Fischer deems it essential "to roll back the burden of debt on GDP to insulate the economy from disruptions, to make space for other important needs of the economy, and to allow the government to implement an anti-cyclical policy in time of need." Fischer delivered his speech while presenting the central bank's 2006 report to the Knesset Finance Committee.

The central bank commented after the meeting that the governor was not making a forecast but rather describing the global situation. It noted that all business cycles endure recessions after several years of growth.

The central bank governor advised exploiting the economic good times to begin reducing debt steadily to the levels more acceptable worldwide, around 60 percent of GDP.

Fischer stressed "2006 was one of the Israeli economy's most successful years in recent times." He pointed to rapid growth, lower unemployment and an impressive surplus in the balance of payments. Likewise stable prices and finances characterized the economy. He noted the global growth provided a tail wind for the local economy, "and all this despite a year in which there was a war in Lebanon."

Despite the positive news, Fischer reminded the committee of three areas still in need of work. "The level of unemployment is still relatively high. The weight of public debt on GDP is still heavy, and the level of poverty is still high." He called for macroeconomic policy to focus on its main target of retaining rapid growth.

Continued success of the economy this year, according to the governor, depends on three factors: "developments in the global economy over which we have no influence, the geopolitical situation over which we have partial control and maintaining the economic strategy the government has used in recent years, over which we have full control."
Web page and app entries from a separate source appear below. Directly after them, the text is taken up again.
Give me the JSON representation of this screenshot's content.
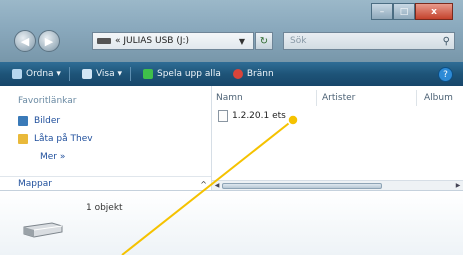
{
  "window": {
    "close_label": "x"
  },
  "address": {
    "path": "« JULIAS USB (J:)"
  },
  "search": {
    "placeholder": "Sök"
  },
  "toolbar": {
    "items": [
      {
        "label": "Ordna ▾"
      },
      {
        "label": "Visa ▾"
      },
      {
        "label": "Spela upp alla"
      },
      {
        "label": "Bränn"
      }
    ]
  },
  "navpane": {
    "heading": "Favoritlänkar",
    "links": [
      {
        "label": "Bilder"
      },
      {
        "label": "Låta på Thev"
      }
    ],
    "more": "Mer »",
    "folders": "Mappar"
  },
  "filelist": {
    "columns": [
      "Namn",
      "Artister",
      "Album"
    ],
    "files": [
      {
        "name": "1.2.20.1 ets"
      }
    ]
  },
  "details": {
    "item_count": "1 objekt"
  },
  "colors": {
    "toolbar": "#1e5478",
    "callout": "#f5c200"
  }
}
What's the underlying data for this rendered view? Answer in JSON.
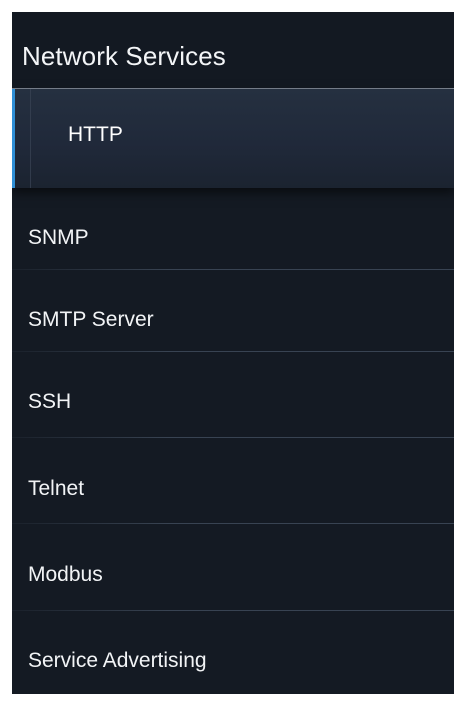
{
  "panel": {
    "title": "Network Services"
  },
  "menu": {
    "items": [
      {
        "label": "HTTP",
        "active": true
      },
      {
        "label": "SNMP",
        "active": false
      },
      {
        "label": "SMTP Server",
        "active": false
      },
      {
        "label": "SSH",
        "active": false
      },
      {
        "label": "Telnet",
        "active": false
      },
      {
        "label": "Modbus",
        "active": false
      },
      {
        "label": "Service Advertising",
        "active": false
      }
    ]
  },
  "colors": {
    "panel_background": "#141a23",
    "active_background": "#20293a",
    "active_indicator": "#2f8fd6",
    "text": "#f2f4f6",
    "divider": "#3a4556"
  }
}
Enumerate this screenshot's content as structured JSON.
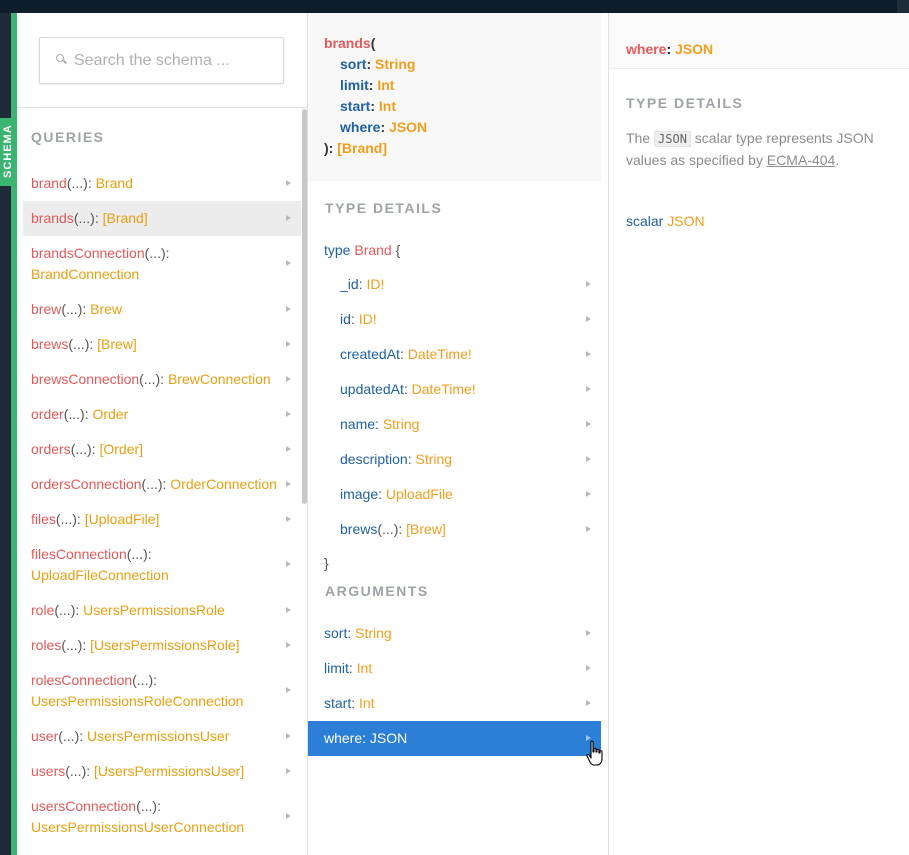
{
  "sidebar_tab": "SCHEMA",
  "search": {
    "placeholder": "Search the schema ..."
  },
  "queries": {
    "title": "QUERIES",
    "items": [
      {
        "name": "brand",
        "args": "(...)",
        "sep": ": ",
        "type": "Brand"
      },
      {
        "name": "brands",
        "args": "(...)",
        "sep": ": ",
        "type": "[Brand]"
      },
      {
        "name": "brandsConnection",
        "args": "(...)",
        "sep": ": ",
        "type": "BrandConnection"
      },
      {
        "name": "brew",
        "args": "(...)",
        "sep": ": ",
        "type": "Brew"
      },
      {
        "name": "brews",
        "args": "(...)",
        "sep": ": ",
        "type": "[Brew]"
      },
      {
        "name": "brewsConnection",
        "args": "(...)",
        "sep": ": ",
        "type": "BrewConnection"
      },
      {
        "name": "order",
        "args": "(...)",
        "sep": ": ",
        "type": "Order"
      },
      {
        "name": "orders",
        "args": "(...)",
        "sep": ": ",
        "type": "[Order]"
      },
      {
        "name": "ordersConnection",
        "args": "(...)",
        "sep": ": ",
        "type": "OrderConnection"
      },
      {
        "name": "files",
        "args": "(...)",
        "sep": ": ",
        "type": "[UploadFile]"
      },
      {
        "name": "filesConnection",
        "args": "(...)",
        "sep": ": ",
        "type": "UploadFileConnection"
      },
      {
        "name": "role",
        "args": "(...)",
        "sep": ": ",
        "type": "UsersPermissionsRole"
      },
      {
        "name": "roles",
        "args": "(...)",
        "sep": ": ",
        "type": "[UsersPermissionsRole]"
      },
      {
        "name": "rolesConnection",
        "args": "(...)",
        "sep": ": ",
        "type": "UsersPermissionsRoleConnection"
      },
      {
        "name": "user",
        "args": "(...)",
        "sep": ": ",
        "type": "UsersPermissionsUser"
      },
      {
        "name": "users",
        "args": "(...)",
        "sep": ": ",
        "type": "[UsersPermissionsUser]"
      },
      {
        "name": "usersConnection",
        "args": "(...)",
        "sep": ": ",
        "type": "UsersPermissionsUserConnection"
      }
    ],
    "active_index": 1
  },
  "brands_panel": {
    "signature": {
      "fn": "brands",
      "open": "(",
      "args": [
        {
          "name": "sort",
          "type": "String"
        },
        {
          "name": "limit",
          "type": "Int"
        },
        {
          "name": "start",
          "type": "Int"
        },
        {
          "name": "where",
          "type": "JSON"
        }
      ],
      "close": "): ",
      "return_type": "[Brand]"
    },
    "type_details_title": "TYPE DETAILS",
    "type_def": {
      "keyword": "type",
      "name": "Brand",
      "open": "{",
      "close": "}",
      "fields": [
        {
          "name": "_id",
          "args": "",
          "type": "ID!"
        },
        {
          "name": "id",
          "args": "",
          "type": "ID!"
        },
        {
          "name": "createdAt",
          "args": "",
          "type": "DateTime!"
        },
        {
          "name": "updatedAt",
          "args": "",
          "type": "DateTime!"
        },
        {
          "name": "name",
          "args": "",
          "type": "String"
        },
        {
          "name": "description",
          "args": "",
          "type": "String"
        },
        {
          "name": "image",
          "args": "",
          "type": "UploadFile"
        },
        {
          "name": "brews",
          "args": "(...)",
          "type": "[Brew]"
        }
      ]
    },
    "arguments_title": "ARGUMENTS",
    "arguments": [
      {
        "name": "sort",
        "type": "String"
      },
      {
        "name": "limit",
        "type": "Int"
      },
      {
        "name": "start",
        "type": "Int"
      },
      {
        "name": "where",
        "type": "JSON"
      }
    ],
    "selected_argument_index": 3
  },
  "json_panel": {
    "header_name": "where",
    "header_sep": ": ",
    "header_type": "JSON",
    "type_details_title": "TYPE DETAILS",
    "desc_before": "The ",
    "desc_code": "JSON",
    "desc_middle": " scalar type represents JSON values as specified by ",
    "desc_link": "ECMA-404",
    "desc_after": ".",
    "scalar_keyword": "scalar",
    "scalar_type": "JSON"
  },
  "colors": {
    "field_name": "#e4595a",
    "type": "#f29e1d",
    "argument": "#1f61a0",
    "selected_bg": "#2b7fd6",
    "active_bg": "#ececec",
    "accent_green": "#3bb371"
  }
}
He added every time he talks with investors or analysts from abroad, they ask him how the economy can be so good despite all the political problems. "My answer is the global economy is growing at an impressive rate. The government succeeds in continuing to preserve budgetary discipline, and the Bank of Israel keeps its finger on the pulse and tries to meet the inflationary goal while contributing to economic growth and supporting financial stability."

Commenting on yesterday's report in TheMarker that Israel is joining the OECD, the governor said, "The organization in in the process of deciding about the number of new states ahead of its ministers conference in May." He confirmed his bank is working toward Israel's participation in the major economic body and emphasized the importance working toward this aim.

Fischer told the committee the central bank would not intervene regarding the exchange rate with the dollar. He would not comment on an immediate interest rate hike but said with a smile that he expected sometime before the end of his term in three years he would raise interest rates